Mathematics Stack Exchange is a question and answer site for people studying math at any level and professionals in related fields. Join them; it only takes a minute:

Sign up
Here's how it works:
  1. Anybody can ask a question
  2. Anybody can answer
  3. The best answers are voted up and rise to the top

In "Union-free Hypergraphs and Probability Theory", the first theorem states that the upper bound on $f(n)$, which is defined to be

the maximum number of distinct subsets of an $n$-element set such that all the $f(n) \choose 2$ pairwise unions are distinct


$$f(n) \leq 1 + 2^{(n+1)/2}$$

Then they state that it's "an immediate consequence of ${f(n) \choose 2} \leq 2^n$." Can someone explain this "immediate consequence?

As far as I understand hypergraphs, the only upper bound I could come up with for $f(n)$ itself is $2^n$, so ${f(n) \choose 2} \leq 2^{(n-1)}(2^{n} - 1)$.

share|cite|improve this question
up vote 2 down vote accepted

There can be no more than $2^n$ pairwise distinct unions, since there are no more than $2^n$ subsets. Thus $\binom{f(n)}{2}\le 2^n$.

For brevity let $x=f(n)$. Then $$\frac{x(x-1)}{2}\le 2^{n}.$$ That yields $x(x-1)\le 2^{n+1}$. Since $x(x-1)$ is for our purposes an increasing function of $x$, all we need to do is to check that already when $x=1+2^{(n+1)/2}$, we have $x(x-1) \ge 2^{n+1}$. This is easy.

share|cite|improve this answer

Your Answer


By posting your answer, you agree to the privacy policy and terms of service.
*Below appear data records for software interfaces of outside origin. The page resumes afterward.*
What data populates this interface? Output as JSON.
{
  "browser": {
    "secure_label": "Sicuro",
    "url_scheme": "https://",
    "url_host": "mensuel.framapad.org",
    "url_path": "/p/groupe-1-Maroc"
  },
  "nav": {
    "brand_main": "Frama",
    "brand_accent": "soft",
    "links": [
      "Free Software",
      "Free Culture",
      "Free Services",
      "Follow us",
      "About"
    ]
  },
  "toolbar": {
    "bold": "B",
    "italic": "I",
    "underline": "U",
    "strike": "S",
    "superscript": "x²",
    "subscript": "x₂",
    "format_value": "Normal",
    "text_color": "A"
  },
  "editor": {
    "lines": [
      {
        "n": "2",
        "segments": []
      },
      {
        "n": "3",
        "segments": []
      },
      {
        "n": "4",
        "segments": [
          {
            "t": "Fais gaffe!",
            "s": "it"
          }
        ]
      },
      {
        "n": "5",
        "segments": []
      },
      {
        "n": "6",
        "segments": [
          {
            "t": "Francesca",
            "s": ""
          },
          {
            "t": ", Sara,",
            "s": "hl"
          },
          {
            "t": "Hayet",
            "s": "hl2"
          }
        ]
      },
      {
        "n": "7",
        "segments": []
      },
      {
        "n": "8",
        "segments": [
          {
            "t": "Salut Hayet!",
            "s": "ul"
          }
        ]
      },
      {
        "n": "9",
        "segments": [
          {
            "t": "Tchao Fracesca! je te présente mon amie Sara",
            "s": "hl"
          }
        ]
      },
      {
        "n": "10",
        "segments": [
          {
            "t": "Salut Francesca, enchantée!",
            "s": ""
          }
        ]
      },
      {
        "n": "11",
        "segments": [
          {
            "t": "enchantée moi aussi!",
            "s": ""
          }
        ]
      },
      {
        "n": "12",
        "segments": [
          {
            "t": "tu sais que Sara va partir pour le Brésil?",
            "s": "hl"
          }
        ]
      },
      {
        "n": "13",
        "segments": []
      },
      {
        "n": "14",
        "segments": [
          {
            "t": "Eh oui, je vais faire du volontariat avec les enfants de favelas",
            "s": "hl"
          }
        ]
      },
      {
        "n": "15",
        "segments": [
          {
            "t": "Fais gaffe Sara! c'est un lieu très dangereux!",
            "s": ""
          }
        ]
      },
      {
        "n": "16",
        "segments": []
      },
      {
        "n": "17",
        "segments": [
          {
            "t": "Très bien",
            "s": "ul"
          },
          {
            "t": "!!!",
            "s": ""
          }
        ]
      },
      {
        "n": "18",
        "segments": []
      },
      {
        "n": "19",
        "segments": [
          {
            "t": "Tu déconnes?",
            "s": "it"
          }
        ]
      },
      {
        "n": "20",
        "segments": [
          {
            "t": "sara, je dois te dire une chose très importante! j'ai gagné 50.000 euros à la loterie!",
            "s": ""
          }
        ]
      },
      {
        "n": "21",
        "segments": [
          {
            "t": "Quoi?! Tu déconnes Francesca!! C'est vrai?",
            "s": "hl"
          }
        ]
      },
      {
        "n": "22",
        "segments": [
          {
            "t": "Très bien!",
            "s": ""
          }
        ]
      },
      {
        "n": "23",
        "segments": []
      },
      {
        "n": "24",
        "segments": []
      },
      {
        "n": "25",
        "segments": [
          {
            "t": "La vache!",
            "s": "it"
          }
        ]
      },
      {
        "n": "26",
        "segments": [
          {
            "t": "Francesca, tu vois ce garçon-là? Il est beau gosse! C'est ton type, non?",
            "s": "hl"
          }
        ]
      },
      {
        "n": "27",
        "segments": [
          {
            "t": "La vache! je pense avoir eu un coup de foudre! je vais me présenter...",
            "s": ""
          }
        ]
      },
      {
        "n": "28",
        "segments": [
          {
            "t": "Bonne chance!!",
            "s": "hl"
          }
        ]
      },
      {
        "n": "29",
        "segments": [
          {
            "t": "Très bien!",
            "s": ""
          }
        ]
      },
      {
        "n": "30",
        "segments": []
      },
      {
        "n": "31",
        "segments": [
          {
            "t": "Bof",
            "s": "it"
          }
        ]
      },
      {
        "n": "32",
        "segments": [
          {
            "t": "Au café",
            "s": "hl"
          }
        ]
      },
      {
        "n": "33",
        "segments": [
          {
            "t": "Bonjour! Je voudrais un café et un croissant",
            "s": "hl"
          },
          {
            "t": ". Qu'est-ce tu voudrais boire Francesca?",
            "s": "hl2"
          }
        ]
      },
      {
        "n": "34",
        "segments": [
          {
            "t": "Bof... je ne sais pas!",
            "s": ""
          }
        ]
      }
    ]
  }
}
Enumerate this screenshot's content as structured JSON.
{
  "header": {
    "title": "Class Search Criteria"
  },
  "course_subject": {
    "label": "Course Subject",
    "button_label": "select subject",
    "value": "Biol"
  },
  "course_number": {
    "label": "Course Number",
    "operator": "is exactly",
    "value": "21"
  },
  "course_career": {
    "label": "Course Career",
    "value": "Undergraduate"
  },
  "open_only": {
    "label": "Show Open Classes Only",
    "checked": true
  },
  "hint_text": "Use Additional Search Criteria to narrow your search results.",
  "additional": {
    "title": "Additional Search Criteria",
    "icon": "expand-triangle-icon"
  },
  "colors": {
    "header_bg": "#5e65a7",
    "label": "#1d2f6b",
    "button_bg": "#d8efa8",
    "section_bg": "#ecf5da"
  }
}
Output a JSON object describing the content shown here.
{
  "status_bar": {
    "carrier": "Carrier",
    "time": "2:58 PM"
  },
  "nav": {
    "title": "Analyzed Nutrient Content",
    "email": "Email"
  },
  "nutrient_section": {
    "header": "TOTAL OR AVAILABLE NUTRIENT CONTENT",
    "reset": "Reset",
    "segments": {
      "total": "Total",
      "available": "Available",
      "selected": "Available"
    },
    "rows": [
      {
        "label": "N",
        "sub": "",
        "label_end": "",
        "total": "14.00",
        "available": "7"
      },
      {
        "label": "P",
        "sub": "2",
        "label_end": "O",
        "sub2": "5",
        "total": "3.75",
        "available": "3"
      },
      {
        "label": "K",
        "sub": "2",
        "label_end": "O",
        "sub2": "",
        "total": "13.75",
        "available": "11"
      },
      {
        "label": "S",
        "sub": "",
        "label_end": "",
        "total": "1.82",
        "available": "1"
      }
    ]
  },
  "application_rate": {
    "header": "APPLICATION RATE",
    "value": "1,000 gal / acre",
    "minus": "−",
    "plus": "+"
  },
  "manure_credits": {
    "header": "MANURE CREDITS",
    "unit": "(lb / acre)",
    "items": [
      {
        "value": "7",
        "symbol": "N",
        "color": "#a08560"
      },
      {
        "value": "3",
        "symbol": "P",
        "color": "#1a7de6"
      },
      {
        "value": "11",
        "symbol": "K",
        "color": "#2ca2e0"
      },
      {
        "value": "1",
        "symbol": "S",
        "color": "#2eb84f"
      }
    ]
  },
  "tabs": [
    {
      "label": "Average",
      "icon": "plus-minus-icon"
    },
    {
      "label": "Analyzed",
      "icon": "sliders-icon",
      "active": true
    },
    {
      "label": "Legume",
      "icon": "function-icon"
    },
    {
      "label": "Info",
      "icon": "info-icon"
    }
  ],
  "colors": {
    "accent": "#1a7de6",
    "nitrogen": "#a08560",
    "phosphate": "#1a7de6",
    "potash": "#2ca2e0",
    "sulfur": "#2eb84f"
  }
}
Not the answer you're looking for? Browse other questions tagged or ask your own question.